Every line below that includes the word "screenshot" needs to be copied.

**Given records:**
# # # #

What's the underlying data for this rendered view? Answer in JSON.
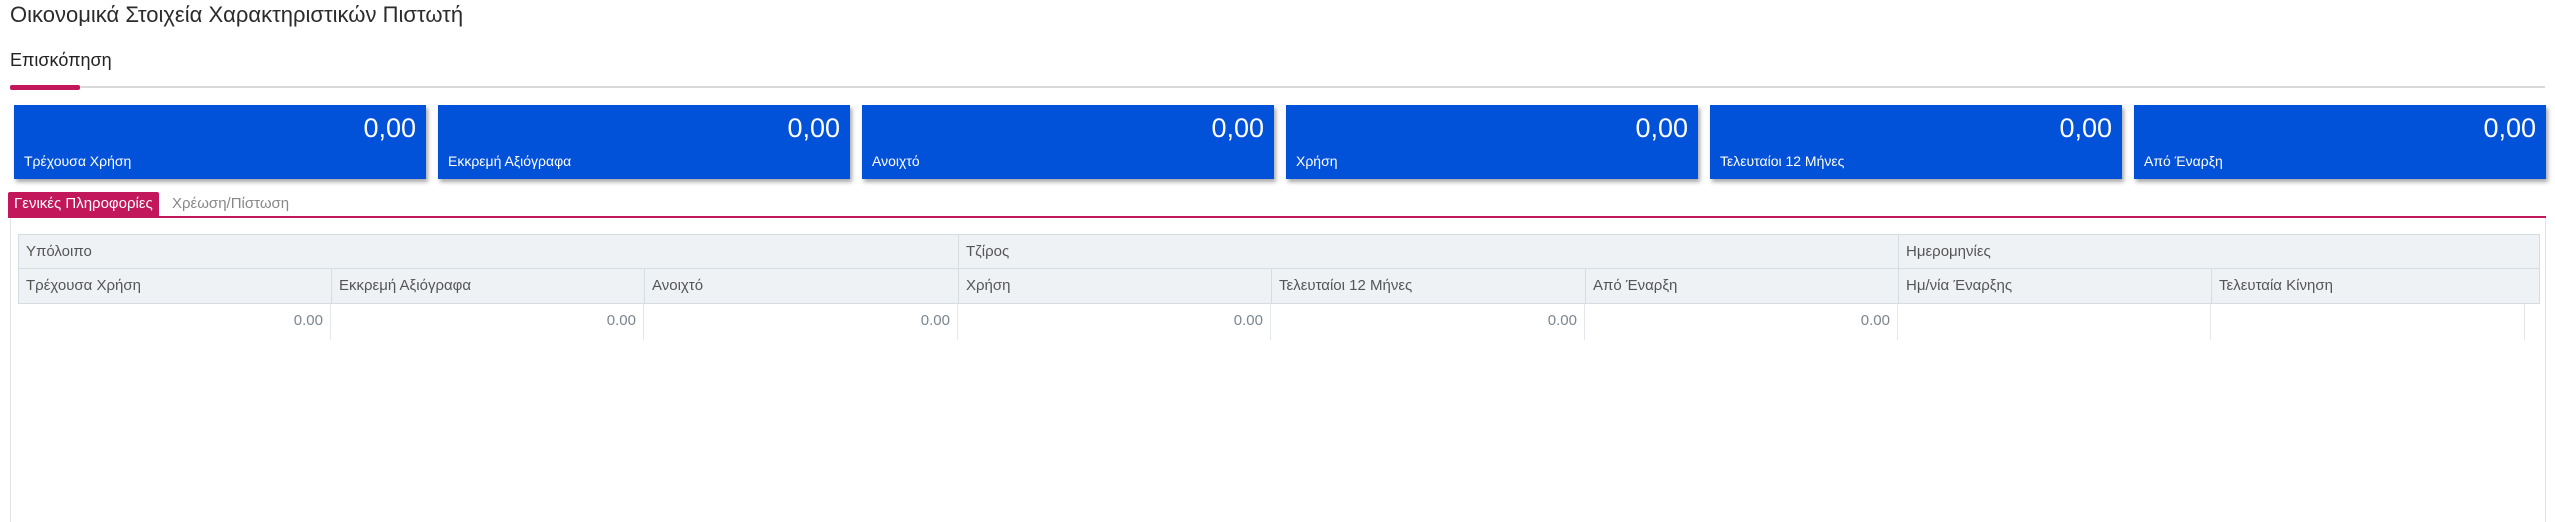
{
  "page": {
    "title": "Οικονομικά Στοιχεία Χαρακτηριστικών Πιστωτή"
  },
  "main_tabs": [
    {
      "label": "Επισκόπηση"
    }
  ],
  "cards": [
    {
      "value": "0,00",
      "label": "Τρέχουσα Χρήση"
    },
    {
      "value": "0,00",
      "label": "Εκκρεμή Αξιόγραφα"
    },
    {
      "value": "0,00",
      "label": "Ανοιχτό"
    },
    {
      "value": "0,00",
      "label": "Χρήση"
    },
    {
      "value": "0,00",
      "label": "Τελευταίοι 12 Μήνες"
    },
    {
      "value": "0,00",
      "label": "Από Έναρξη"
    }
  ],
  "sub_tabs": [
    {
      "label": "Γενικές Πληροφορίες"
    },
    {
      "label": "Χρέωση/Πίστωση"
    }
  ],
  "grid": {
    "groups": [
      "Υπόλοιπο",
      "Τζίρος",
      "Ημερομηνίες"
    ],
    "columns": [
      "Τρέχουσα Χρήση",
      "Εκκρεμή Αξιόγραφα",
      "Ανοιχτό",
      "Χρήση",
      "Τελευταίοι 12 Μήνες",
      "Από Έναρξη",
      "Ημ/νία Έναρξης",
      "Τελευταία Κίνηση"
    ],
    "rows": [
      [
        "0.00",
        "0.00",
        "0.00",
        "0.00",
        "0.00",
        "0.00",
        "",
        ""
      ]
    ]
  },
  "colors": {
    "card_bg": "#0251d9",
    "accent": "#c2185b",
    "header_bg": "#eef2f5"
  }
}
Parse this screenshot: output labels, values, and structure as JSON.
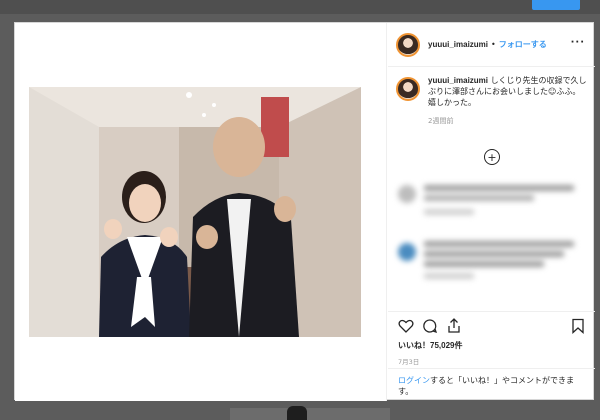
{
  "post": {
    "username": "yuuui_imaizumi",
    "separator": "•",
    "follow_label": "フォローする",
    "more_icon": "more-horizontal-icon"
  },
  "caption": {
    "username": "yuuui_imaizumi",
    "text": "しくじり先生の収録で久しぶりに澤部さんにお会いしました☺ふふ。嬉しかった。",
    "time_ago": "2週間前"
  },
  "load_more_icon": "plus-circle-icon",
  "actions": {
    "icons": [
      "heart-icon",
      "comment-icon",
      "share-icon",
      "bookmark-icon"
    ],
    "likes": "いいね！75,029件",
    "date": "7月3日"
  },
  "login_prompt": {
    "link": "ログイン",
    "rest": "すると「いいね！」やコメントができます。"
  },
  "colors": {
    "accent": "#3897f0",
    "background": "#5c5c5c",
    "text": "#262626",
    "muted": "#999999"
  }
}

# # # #

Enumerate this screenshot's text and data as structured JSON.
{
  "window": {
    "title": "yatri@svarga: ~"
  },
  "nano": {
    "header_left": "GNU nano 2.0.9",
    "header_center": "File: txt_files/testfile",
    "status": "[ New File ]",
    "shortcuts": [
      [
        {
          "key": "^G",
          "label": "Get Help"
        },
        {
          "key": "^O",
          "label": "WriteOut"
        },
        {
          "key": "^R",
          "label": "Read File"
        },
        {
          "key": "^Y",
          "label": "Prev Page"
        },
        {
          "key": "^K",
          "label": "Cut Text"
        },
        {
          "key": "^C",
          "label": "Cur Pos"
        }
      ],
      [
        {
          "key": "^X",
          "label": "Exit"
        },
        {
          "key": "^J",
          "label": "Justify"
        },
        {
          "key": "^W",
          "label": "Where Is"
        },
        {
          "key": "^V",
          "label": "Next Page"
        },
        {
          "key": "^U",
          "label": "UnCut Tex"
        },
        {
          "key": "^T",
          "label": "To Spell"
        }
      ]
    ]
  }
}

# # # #

**Task response:**
Parse this screenshot: output labels, values, and structure as JSON.
Enumerate this screenshot's text and data as structured JSON.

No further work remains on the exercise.